-- Opening Marker --

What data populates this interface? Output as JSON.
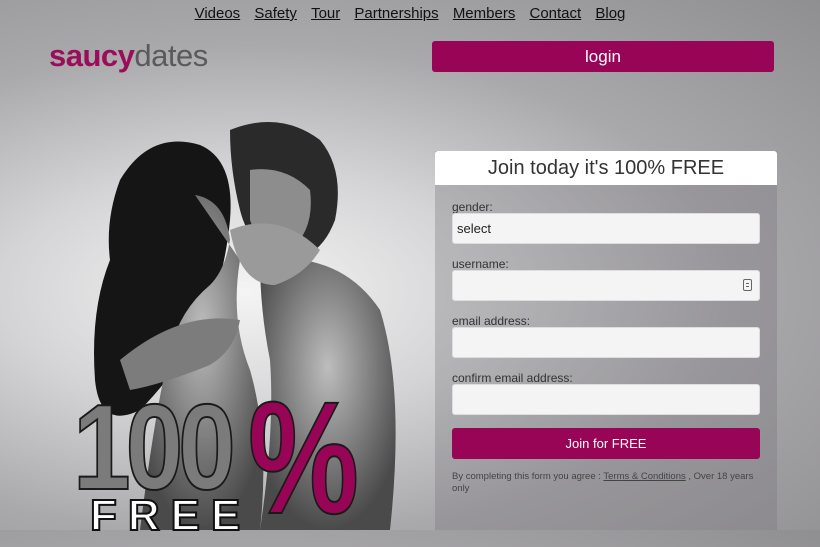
{
  "nav": {
    "items": [
      "Videos",
      "Safety",
      "Tour",
      "Partnerships",
      "Members",
      "Contact",
      "Blog"
    ]
  },
  "logo": {
    "part1": "saucy",
    "part2": "dates"
  },
  "header": {
    "login_label": "login"
  },
  "hero": {
    "big_number": "100",
    "percent": "%",
    "free_text": "FREE"
  },
  "form": {
    "title": "Join today it's 100% FREE",
    "gender_label": "gender:",
    "gender_value": "select",
    "username_label": "username:",
    "email_label": "email address:",
    "confirm_email_label": "confirm email address:",
    "submit_label": "Join for FREE",
    "terms_prefix": "By completing this form you agree :",
    "terms_link": "Terms & Conditions",
    "terms_suffix": ", Over 18 years only"
  },
  "colors": {
    "brand": "#980456",
    "logo_accent": "#9b0c5a"
  }
}
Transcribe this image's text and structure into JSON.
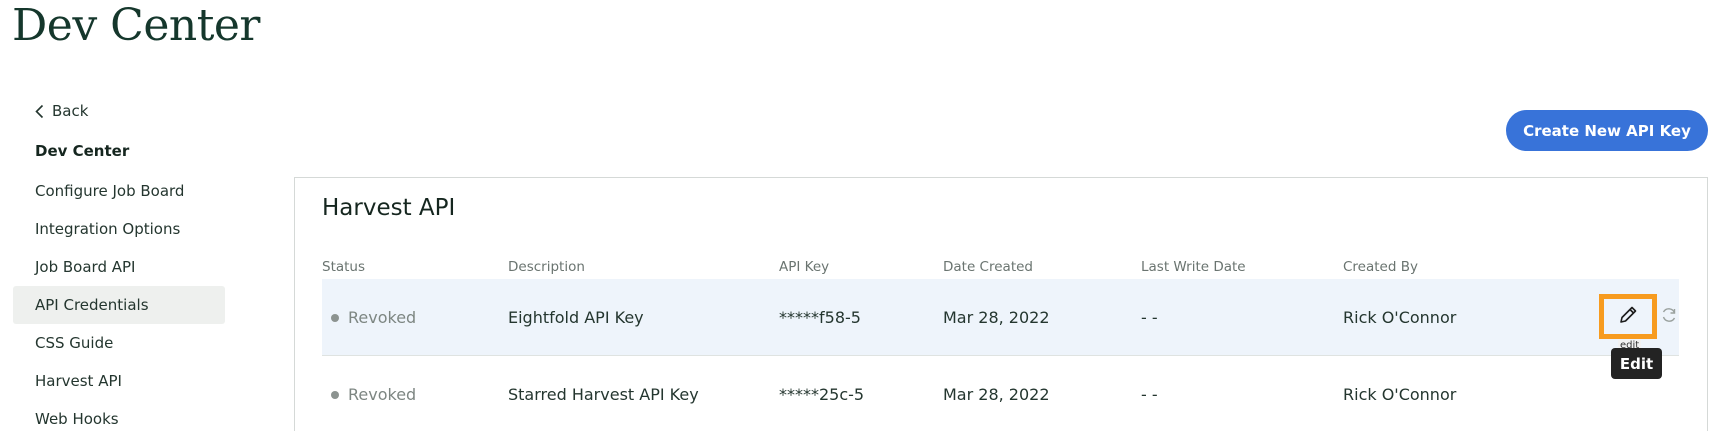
{
  "header": {
    "title": "Dev Center"
  },
  "sidebar": {
    "back_label": "Back",
    "section_title": "Dev Center",
    "items": [
      {
        "label": "Configure Job Board",
        "active": false
      },
      {
        "label": "Integration Options",
        "active": false
      },
      {
        "label": "Job Board API",
        "active": false
      },
      {
        "label": "API Credentials",
        "active": true
      },
      {
        "label": "CSS Guide",
        "active": false
      },
      {
        "label": "Harvest API",
        "active": false
      },
      {
        "label": "Web Hooks",
        "active": false
      }
    ]
  },
  "actions": {
    "create_label": "Create New API Key"
  },
  "card": {
    "title": "Harvest API",
    "columns": [
      "Status",
      "Description",
      "API Key",
      "Date Created",
      "Last Write Date",
      "Created By"
    ],
    "rows": [
      {
        "status": "Revoked",
        "description": "Eightfold API Key",
        "api_key": "*****f58-5",
        "date_created": "Mar 28, 2022",
        "last_write": "- -",
        "created_by": "Rick O'Connor"
      },
      {
        "status": "Revoked",
        "description": "Starred Harvest API Key",
        "api_key": "*****25c-5",
        "date_created": "Mar 28, 2022",
        "last_write": "- -",
        "created_by": "Rick O'Connor"
      }
    ],
    "edit_small_tooltip": "edit",
    "edit_tooltip": "Edit"
  },
  "colors": {
    "accent": "#3873d9",
    "highlight_row": "#eef4fb",
    "focus_outline": "#f79b1f"
  },
  "icons": {
    "back": "chevron-left-icon",
    "edit": "pencil-icon",
    "refresh": "refresh-icon"
  }
}
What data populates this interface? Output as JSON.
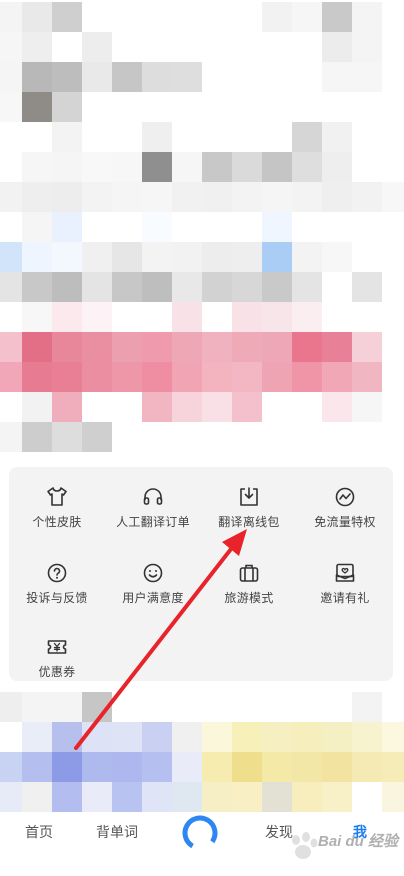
{
  "tools": [
    {
      "label": "个性皮肤",
      "icon": "tshirt-icon",
      "col": 0,
      "row": 0
    },
    {
      "label": "人工翻译订单",
      "icon": "headphones-icon",
      "col": 1,
      "row": 0
    },
    {
      "label": "翻译离线包",
      "icon": "download-package-icon",
      "col": 2,
      "row": 0
    },
    {
      "label": "免流量特权",
      "icon": "traffic-wave-icon",
      "col": 3,
      "row": 0
    },
    {
      "label": "投诉与反馈",
      "icon": "question-circle-icon",
      "col": 0,
      "row": 1
    },
    {
      "label": "用户满意度",
      "icon": "smile-icon",
      "col": 1,
      "row": 1
    },
    {
      "label": "旅游模式",
      "icon": "suitcase-icon",
      "col": 2,
      "row": 1
    },
    {
      "label": "邀请有礼",
      "icon": "gift-envelope-icon",
      "col": 3,
      "row": 1
    },
    {
      "label": "优惠券",
      "icon": "coupon-icon",
      "col": 0,
      "row": 2
    }
  ],
  "tabbar": {
    "home": "首页",
    "words": "背单词",
    "discover": "发现",
    "me": "我"
  },
  "watermark": "Bai du 经验",
  "colors": {
    "icon": "#333333",
    "active_tab": "#1d7cf2",
    "arrow": "#e8232a",
    "panel": "#f3f3f4"
  }
}
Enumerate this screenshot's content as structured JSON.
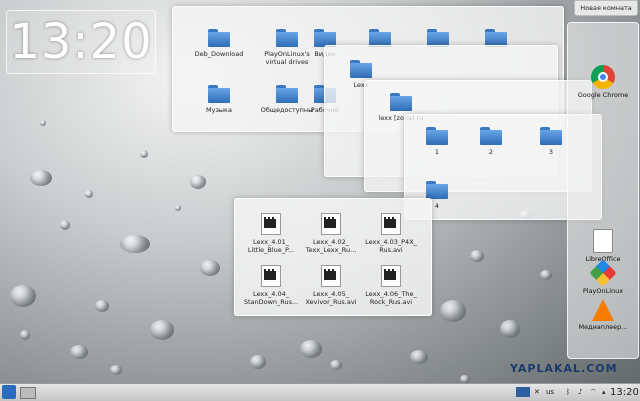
{
  "clock": {
    "time": "13:20"
  },
  "top_button": {
    "label": "Новая комната"
  },
  "folderview1": {
    "items": [
      "Deb_Download",
      "PlayOnLinux's virtual drives",
      "Видео",
      "Музыка",
      "Общедоступны",
      "Рабочий"
    ]
  },
  "folderview2": {
    "items": [
      "Lexx"
    ]
  },
  "folderview3": {
    "items": [
      "lexx [zona] ru"
    ]
  },
  "folderview4": {
    "items": [
      "1",
      "2",
      "3",
      "4"
    ]
  },
  "videoview": {
    "items": [
      "Lexx_4.01_ Little_Blue_P...",
      "Lexx_4.02_ Texx_Lexx_Ru...",
      "Lexx_4.03_P4X_ Rus.avi",
      "Lexx_4.04_ StanDown_Rus...",
      "Lexx_4.05_ Xevivor_Rus.avi",
      "Lexx_4.06_The_ Rock_Rus.avi"
    ]
  },
  "dock": {
    "items": [
      {
        "label": "Google Chrome",
        "icon": "chrome-icon"
      },
      {
        "label": "LibreOffice",
        "icon": "libreoffice-icon"
      },
      {
        "label": "PlayOnLinux",
        "icon": "playonlinux-icon"
      },
      {
        "label": "Медиаплеер...",
        "icon": "vlc-icon"
      }
    ]
  },
  "taskbar": {
    "keyboard_layout": "us",
    "time": "13:20"
  },
  "watermark": {
    "text": "YAPLAKAL.COM"
  }
}
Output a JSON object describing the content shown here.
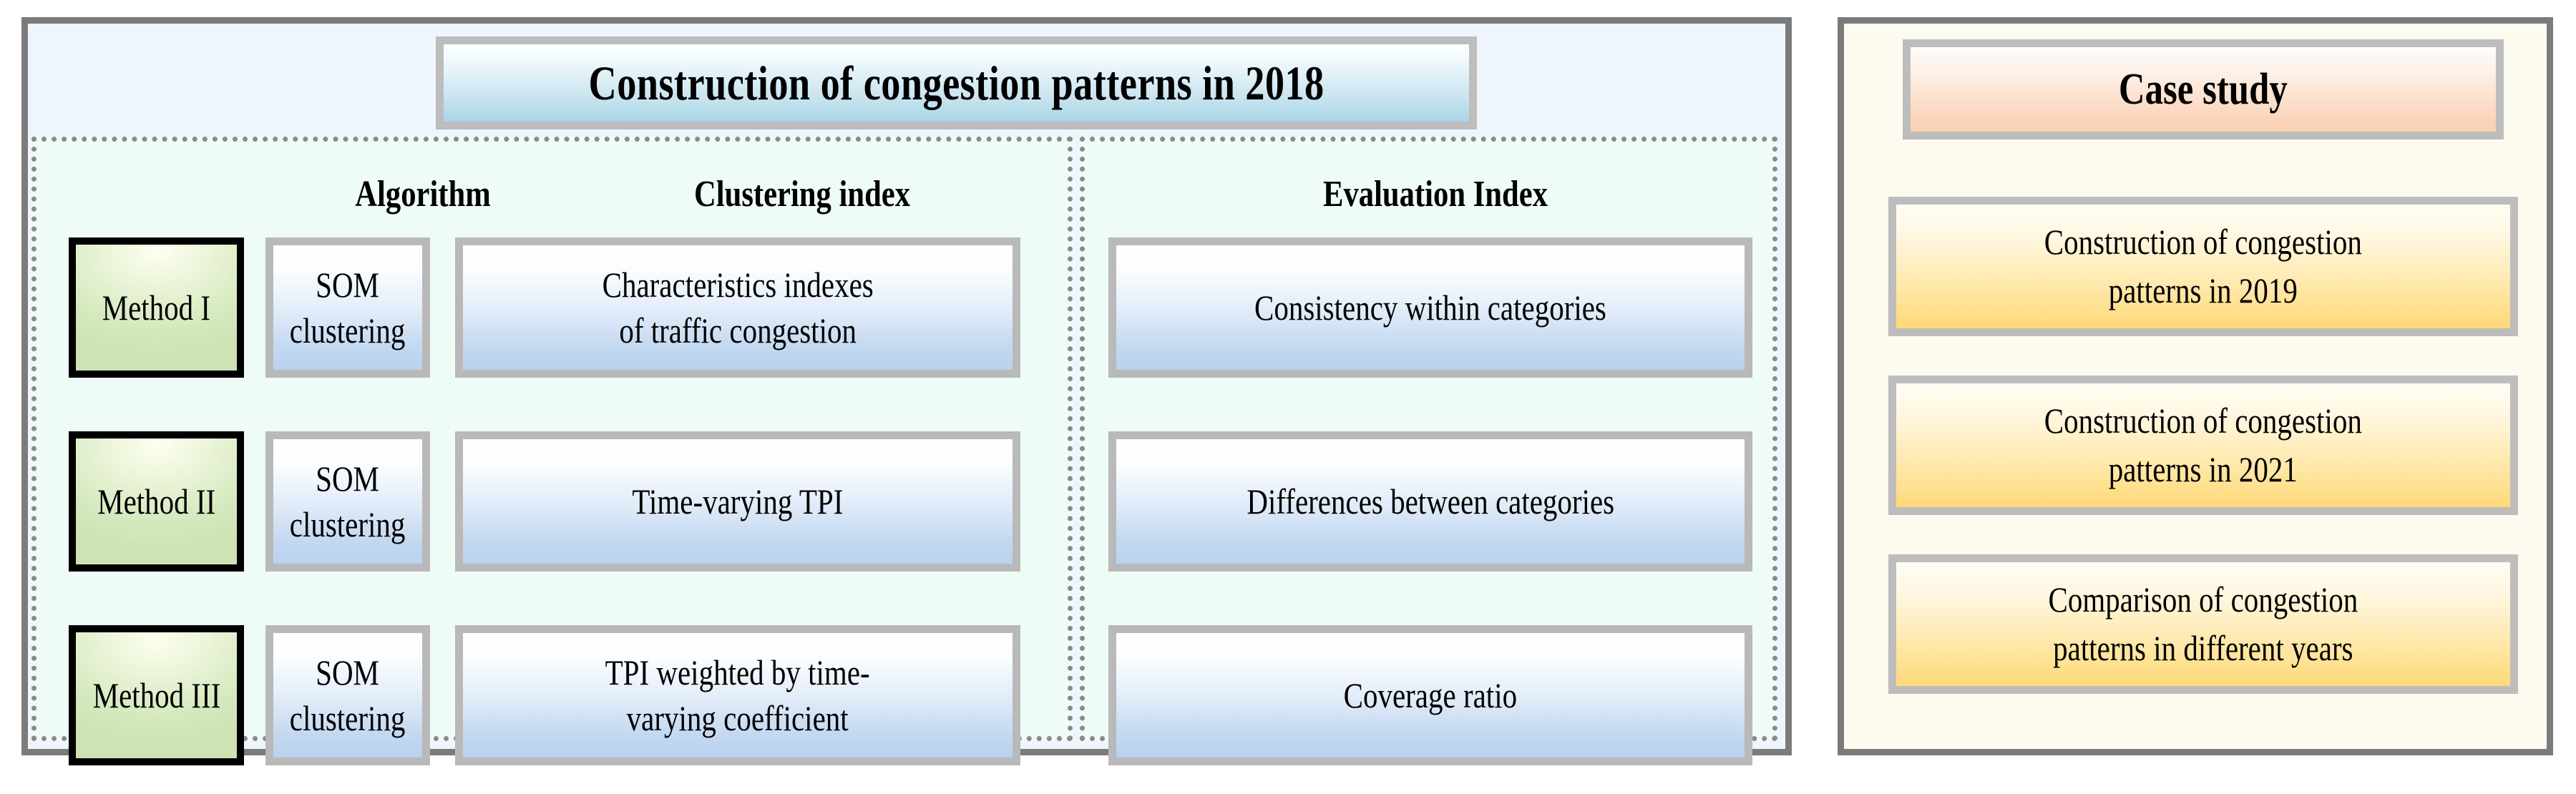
{
  "left_panel": {
    "title": "Construction of congestion patterns in 2018",
    "columns": {
      "method": "",
      "algorithm": "Algorithm",
      "clustering_index": "Clustering index",
      "evaluation_index": "Evaluation Index"
    },
    "rows": [
      {
        "method": "Method I",
        "algorithm": "SOM\nclustering",
        "clustering_index": "Characteristics indexes\nof traffic congestion",
        "evaluation_index": "Consistency within categories"
      },
      {
        "method": "Method II",
        "algorithm": "SOM\nclustering",
        "clustering_index": "Time-varying TPI",
        "evaluation_index": "Differences between categories"
      },
      {
        "method": "Method III",
        "algorithm": "SOM\nclustering",
        "clustering_index": "TPI weighted by time-\nvarying coefficient",
        "evaluation_index": "Coverage ratio"
      }
    ]
  },
  "right_panel": {
    "title": "Case study",
    "items": [
      {
        "label": "Construction of congestion\npatterns in 2019"
      },
      {
        "label": "Construction of congestion\npatterns in 2021"
      },
      {
        "label": "Comparison of congestion\npatterns in different years"
      }
    ]
  },
  "colors": {
    "panel_border": "#7b7b7b",
    "left_panel_bg": "#eef5fc",
    "dashed_bg": "#eefbf6",
    "dashed_border": "#8a8a8a",
    "box_border": "#bdbdbd",
    "method_border": "#000000",
    "blue_box_top": "#ffffff",
    "blue_box_bottom": "#b9d2ee",
    "method_box_fill": "#cde3b4",
    "right_panel_bg": "#fdfaef",
    "case_title_bottom": "#f9cfb2",
    "case_item_bottom": "#ffd977"
  }
}
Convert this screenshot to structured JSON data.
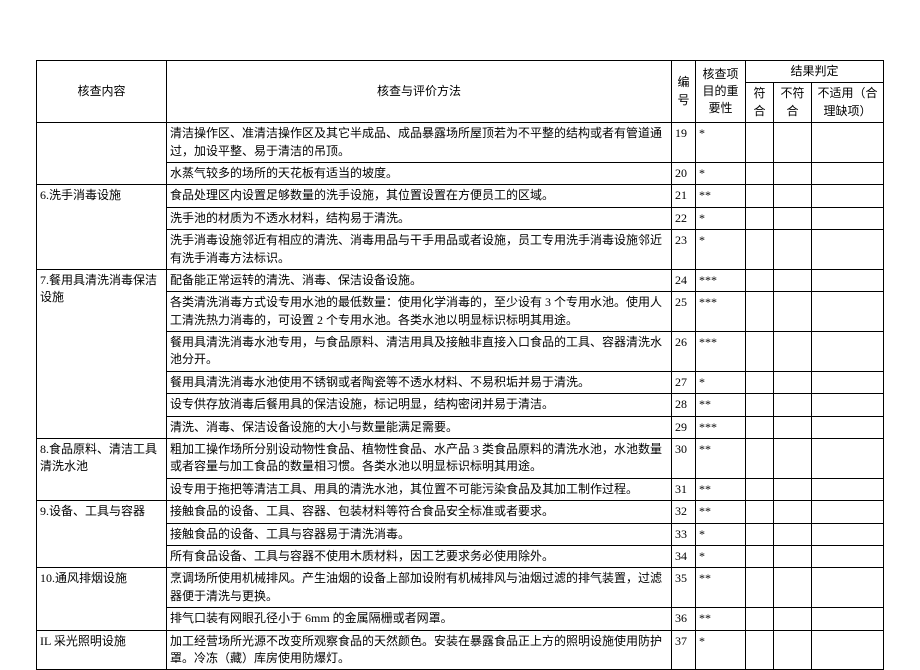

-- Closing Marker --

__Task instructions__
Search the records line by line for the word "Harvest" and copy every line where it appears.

__Answer space__
        "label": "Harvest API",
    "title": "Harvest API",
        "description": "Starred Harvest API Key",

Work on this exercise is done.